__WHAT YOU ARE ASKED TO DO__: Without the pictures, set down every record below exactly as it reads.

__INPUT FOR THIS TASK__:
******

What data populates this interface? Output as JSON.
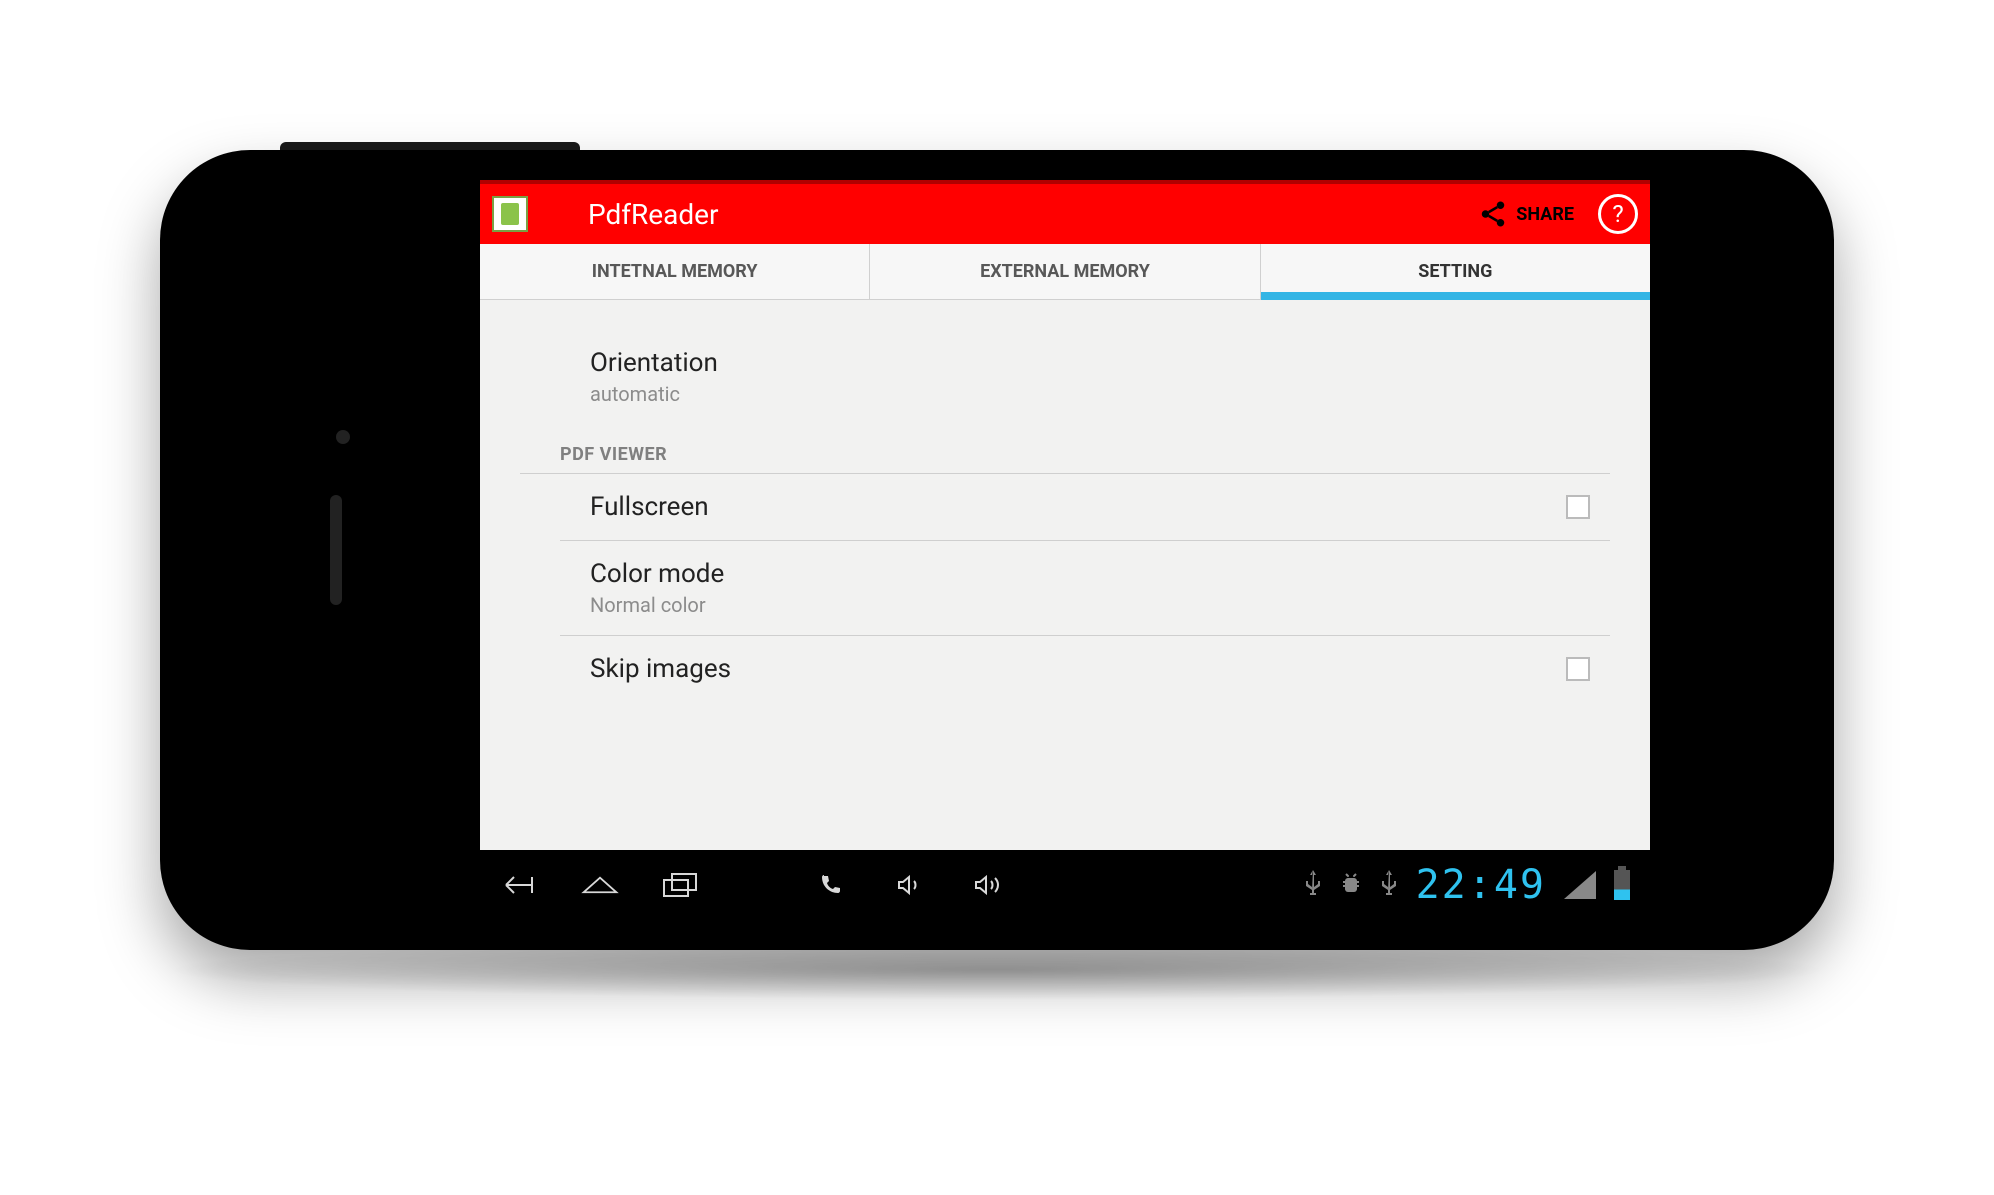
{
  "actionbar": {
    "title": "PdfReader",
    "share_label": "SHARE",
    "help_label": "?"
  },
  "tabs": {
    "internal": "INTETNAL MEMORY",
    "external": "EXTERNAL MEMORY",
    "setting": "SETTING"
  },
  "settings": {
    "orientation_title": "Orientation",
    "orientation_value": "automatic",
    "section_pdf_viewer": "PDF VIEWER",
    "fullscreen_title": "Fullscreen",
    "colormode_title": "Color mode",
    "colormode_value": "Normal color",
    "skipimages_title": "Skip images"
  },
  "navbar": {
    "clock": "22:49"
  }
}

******

__SOLUTION FOR THIS EXERCISE__:
What data populates this interface? Output as JSON.
{
  "actionbar": {
    "title": "PdfReader",
    "share_label": "SHARE",
    "help_label": "?"
  },
  "tabs": {
    "internal": "INTETNAL MEMORY",
    "external": "EXTERNAL MEMORY",
    "setting": "SETTING"
  },
  "settings": {
    "orientation_title": "Orientation",
    "orientation_value": "automatic",
    "section_pdf_viewer": "PDF VIEWER",
    "fullscreen_title": "Fullscreen",
    "colormode_title": "Color mode",
    "colormode_value": "Normal color",
    "skipimages_title": "Skip images"
  },
  "navbar": {
    "clock": "22:49"
  }
}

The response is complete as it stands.